3 Ways to Set Expectations in a Home Based Career
Working from home affords a lot of flexibility and often improves quality of life, but it brings into focus the question of work life balance. If you’re always in your “office,” does work ever stop?
One way to ensure that working from home is, in fact, working from home, it’s important to set expectations – and boundaries. You can still be there for friends and family on a more flexible basis while still having time to complete your tasks.
Set office hours and a schedule
Even though you aren’t going to an office, it’s still important to have fairly consistent office hours. Not only does this set an expectation for friends and family, it keeps you on a schedule. We typically get more done when we’re on a daily schedule, so it’s a great method for productivity.
Just because you set office hours doesn’t mean they have to be 9 AM to 5 PM. If it works better for your family to start earlier or later, go for it. It might be helpful to carve out an hour or two for kids’ obligations, car pool, or anything else that you typically need to get done.
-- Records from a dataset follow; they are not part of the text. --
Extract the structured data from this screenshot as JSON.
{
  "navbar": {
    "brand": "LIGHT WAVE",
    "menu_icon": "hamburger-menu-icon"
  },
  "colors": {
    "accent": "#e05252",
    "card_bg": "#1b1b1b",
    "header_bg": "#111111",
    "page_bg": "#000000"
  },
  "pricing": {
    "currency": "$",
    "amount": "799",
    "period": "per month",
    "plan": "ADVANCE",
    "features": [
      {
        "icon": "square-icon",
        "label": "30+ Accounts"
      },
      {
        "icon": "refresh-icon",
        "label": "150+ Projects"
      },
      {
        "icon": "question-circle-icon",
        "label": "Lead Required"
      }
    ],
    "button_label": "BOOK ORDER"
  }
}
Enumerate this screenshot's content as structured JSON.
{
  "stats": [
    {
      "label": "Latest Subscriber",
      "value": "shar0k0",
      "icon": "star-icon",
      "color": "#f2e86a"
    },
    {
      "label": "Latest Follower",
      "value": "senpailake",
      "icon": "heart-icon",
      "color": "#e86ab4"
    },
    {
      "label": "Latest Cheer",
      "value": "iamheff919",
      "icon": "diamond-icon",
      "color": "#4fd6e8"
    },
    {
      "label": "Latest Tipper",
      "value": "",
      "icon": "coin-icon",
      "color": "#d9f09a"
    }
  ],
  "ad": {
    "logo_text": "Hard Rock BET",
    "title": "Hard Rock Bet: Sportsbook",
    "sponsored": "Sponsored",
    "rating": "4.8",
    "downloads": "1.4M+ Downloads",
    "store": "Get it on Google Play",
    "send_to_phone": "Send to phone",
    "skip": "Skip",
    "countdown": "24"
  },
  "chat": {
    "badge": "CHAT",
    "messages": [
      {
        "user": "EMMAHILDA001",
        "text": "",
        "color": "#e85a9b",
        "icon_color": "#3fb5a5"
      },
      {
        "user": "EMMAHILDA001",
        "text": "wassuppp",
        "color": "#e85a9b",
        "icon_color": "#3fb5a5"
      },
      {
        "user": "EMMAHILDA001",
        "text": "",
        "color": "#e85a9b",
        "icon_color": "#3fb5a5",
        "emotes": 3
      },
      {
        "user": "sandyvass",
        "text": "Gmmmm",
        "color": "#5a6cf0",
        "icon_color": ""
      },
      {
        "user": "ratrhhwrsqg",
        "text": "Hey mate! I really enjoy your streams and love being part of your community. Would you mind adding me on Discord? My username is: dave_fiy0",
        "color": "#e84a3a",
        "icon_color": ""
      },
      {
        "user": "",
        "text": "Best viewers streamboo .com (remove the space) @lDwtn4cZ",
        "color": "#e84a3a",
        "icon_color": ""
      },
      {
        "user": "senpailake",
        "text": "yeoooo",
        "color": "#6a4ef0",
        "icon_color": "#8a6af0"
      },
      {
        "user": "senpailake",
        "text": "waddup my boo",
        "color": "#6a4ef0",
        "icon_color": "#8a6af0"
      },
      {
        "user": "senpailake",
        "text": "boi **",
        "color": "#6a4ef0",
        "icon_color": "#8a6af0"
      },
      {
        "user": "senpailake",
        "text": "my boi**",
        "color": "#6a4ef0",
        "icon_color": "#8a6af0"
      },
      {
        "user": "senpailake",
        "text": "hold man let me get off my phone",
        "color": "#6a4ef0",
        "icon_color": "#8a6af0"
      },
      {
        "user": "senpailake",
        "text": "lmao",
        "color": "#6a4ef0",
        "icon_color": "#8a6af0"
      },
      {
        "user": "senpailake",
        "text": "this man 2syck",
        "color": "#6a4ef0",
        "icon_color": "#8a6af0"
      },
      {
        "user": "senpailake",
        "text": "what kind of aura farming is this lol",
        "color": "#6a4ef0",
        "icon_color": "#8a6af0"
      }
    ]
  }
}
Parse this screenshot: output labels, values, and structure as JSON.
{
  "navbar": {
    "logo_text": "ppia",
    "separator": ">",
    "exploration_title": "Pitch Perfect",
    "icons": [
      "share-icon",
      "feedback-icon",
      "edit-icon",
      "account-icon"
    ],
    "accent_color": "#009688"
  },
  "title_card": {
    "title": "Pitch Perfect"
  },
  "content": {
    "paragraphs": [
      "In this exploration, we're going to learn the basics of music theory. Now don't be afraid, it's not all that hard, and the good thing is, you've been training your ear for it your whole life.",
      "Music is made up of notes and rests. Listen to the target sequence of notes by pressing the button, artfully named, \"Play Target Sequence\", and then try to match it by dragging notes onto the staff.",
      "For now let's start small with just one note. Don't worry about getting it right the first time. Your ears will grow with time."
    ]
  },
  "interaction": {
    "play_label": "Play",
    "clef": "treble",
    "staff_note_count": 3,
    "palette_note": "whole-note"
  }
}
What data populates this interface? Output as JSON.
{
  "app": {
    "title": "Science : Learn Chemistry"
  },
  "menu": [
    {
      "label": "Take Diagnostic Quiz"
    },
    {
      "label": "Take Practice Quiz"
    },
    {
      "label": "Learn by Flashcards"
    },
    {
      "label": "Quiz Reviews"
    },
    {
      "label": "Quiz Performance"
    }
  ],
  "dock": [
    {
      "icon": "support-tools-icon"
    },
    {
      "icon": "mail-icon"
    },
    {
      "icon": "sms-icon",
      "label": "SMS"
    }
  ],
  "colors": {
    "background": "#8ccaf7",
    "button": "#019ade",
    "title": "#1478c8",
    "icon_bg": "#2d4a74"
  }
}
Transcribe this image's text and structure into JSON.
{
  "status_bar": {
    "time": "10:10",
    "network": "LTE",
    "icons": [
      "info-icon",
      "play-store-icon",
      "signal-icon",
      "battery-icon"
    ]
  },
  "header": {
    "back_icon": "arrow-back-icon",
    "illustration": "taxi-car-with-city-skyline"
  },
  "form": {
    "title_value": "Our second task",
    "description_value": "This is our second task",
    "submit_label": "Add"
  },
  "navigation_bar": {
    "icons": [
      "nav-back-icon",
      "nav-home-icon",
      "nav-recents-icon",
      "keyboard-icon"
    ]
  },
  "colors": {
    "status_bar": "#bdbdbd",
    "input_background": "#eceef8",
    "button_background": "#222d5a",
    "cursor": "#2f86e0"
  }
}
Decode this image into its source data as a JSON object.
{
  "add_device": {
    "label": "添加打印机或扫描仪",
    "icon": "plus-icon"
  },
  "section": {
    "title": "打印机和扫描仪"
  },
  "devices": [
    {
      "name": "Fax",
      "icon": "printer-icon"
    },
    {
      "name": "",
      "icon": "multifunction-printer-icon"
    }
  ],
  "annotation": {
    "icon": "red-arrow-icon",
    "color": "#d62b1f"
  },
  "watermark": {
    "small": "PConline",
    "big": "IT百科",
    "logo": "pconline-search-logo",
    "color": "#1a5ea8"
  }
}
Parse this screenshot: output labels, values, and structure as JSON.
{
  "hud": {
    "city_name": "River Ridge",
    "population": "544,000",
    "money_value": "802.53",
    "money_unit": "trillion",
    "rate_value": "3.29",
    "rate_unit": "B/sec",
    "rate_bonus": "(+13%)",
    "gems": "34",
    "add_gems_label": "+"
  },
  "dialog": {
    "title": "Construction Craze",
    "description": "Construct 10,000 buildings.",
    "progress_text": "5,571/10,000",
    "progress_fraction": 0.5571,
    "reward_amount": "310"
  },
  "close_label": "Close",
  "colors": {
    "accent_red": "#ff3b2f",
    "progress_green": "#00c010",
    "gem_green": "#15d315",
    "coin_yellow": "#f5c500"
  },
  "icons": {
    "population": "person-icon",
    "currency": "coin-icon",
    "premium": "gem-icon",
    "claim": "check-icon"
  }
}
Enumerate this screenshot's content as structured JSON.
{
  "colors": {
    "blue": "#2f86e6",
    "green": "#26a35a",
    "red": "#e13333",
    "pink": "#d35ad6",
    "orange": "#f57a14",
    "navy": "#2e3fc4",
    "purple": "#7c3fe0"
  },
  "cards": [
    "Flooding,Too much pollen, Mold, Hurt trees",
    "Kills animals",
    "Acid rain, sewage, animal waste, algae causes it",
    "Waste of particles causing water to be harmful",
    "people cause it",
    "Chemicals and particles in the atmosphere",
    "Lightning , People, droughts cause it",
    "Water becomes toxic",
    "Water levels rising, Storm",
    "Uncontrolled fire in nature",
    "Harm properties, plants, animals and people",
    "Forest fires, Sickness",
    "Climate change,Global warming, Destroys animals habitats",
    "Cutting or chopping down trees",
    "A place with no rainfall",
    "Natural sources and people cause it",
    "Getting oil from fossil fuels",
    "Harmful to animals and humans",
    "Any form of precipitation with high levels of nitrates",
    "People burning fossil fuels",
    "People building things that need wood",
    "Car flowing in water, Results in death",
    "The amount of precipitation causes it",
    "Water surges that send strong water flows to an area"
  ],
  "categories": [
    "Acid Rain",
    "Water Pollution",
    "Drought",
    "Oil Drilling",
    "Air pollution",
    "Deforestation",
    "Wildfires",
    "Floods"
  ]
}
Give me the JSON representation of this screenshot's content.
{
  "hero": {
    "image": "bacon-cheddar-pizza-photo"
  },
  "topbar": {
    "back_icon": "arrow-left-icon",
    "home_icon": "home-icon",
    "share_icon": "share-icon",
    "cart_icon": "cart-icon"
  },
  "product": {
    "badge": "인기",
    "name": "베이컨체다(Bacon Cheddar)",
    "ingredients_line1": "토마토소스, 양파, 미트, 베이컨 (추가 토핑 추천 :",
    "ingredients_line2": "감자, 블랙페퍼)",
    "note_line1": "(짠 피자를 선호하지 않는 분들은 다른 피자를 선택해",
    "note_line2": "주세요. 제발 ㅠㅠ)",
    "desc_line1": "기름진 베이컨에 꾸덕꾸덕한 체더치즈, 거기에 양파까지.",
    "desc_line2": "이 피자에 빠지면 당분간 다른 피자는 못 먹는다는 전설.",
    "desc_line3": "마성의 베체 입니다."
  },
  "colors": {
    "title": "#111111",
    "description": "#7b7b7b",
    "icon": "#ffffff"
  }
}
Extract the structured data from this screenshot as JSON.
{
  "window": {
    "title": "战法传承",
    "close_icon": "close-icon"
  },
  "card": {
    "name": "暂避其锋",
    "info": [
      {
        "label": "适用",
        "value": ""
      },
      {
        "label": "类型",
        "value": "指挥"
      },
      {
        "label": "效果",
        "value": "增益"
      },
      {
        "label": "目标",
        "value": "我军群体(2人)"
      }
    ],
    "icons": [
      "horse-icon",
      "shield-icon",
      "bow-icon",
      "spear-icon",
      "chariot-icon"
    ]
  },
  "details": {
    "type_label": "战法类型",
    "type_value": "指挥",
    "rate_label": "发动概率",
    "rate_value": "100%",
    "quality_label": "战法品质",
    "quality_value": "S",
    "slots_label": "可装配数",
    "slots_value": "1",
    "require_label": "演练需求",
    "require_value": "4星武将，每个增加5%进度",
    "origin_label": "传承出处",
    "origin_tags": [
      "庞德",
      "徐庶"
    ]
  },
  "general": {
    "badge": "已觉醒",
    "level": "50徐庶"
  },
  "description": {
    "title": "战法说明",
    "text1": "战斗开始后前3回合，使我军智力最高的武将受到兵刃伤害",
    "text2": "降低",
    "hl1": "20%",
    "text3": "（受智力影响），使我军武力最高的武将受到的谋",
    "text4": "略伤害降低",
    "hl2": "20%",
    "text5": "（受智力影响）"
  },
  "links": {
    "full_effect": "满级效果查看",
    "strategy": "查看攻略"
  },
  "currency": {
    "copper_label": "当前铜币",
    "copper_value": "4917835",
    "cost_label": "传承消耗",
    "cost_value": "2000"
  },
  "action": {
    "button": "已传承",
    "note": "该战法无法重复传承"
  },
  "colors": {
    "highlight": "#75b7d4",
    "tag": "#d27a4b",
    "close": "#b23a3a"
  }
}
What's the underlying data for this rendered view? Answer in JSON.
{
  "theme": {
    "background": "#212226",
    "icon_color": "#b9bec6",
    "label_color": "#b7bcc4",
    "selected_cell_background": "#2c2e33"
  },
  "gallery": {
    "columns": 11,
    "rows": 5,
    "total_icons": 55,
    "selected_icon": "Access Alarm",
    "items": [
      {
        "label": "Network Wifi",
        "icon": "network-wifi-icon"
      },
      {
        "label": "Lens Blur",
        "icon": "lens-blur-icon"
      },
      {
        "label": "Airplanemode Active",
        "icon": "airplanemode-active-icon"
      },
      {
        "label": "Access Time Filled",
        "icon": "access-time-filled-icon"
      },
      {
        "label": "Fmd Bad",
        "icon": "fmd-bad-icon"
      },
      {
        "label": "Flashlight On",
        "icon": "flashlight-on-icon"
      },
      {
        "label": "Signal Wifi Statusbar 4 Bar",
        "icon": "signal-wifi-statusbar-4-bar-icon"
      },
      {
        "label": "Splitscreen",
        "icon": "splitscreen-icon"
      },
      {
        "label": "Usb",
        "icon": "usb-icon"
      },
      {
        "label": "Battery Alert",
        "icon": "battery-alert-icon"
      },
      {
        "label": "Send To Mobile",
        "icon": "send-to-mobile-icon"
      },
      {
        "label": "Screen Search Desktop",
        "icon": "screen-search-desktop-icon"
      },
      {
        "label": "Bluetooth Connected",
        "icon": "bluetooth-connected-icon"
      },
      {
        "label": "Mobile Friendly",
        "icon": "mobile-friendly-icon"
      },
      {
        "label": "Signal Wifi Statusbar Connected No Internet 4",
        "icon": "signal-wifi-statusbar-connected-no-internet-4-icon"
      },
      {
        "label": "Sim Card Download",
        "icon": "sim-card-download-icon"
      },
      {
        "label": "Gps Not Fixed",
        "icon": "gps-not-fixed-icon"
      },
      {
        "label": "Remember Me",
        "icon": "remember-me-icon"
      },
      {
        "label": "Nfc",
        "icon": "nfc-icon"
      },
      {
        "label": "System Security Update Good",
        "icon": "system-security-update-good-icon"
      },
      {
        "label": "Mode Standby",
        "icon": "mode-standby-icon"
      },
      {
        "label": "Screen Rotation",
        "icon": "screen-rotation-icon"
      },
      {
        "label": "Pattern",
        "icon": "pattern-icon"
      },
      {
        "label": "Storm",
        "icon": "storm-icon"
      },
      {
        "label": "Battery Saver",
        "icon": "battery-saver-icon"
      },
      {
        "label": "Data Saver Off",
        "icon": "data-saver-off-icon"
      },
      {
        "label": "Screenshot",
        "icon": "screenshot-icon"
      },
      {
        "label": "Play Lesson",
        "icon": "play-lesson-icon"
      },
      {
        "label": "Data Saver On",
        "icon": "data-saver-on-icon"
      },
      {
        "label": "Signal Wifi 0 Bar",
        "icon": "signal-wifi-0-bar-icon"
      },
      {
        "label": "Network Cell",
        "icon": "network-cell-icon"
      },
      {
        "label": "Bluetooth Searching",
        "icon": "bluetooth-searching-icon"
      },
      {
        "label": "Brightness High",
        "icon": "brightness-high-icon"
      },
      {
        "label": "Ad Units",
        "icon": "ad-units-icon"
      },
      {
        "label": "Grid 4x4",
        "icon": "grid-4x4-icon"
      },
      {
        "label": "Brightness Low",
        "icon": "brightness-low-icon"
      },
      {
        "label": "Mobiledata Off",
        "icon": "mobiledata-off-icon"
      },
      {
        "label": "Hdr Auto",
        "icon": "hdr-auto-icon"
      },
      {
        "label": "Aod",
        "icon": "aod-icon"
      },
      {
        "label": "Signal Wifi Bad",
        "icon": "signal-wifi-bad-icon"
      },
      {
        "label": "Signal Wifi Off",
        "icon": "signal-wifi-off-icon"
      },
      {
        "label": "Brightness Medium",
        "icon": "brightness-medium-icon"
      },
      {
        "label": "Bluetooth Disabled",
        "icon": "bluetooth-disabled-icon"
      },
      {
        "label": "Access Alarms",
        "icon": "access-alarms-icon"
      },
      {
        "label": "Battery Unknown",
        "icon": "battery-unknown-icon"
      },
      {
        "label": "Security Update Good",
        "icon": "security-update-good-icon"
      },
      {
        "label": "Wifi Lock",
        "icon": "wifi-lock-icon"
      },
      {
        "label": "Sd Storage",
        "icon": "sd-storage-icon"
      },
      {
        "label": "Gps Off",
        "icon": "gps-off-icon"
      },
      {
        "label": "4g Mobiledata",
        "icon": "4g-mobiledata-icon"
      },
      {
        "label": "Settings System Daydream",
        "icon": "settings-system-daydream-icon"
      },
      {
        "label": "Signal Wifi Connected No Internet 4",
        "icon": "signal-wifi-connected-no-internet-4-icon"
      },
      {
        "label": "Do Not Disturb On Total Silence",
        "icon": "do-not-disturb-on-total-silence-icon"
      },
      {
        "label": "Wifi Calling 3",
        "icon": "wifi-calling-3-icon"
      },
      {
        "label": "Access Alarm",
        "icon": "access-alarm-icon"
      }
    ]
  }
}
Create a family calendar and fill it in. You can create a schedule around this, giving yourself time off, extra days of work, and so on.
Have a conversation
If you work from home, you might find that more of the house work and kid responsibilities are your job. This can be a great benefit of working from home, but it can also become overwhelming.
If you feel that the home obligations are out of balance, or you aren’t able to complete your work, it’s time to have a conversation. Delegate some tasks to a babysitter or family member, and simply make it known that you’re only available at certain times.
Make it a real job
Working from home is still working, and it should be treated as such. Create an office space that you enjoy, keep housework to breaks only, and work as you would in a traditional office.
The benefits of working from home include flexibility and comfort, but it’s easier to take it seriously and work successfully as an independent employee when you work in a more traditional way. When you, as well as others, see your job as more “real,” the balance of work and the boundaries of time are more likely to be adhered to.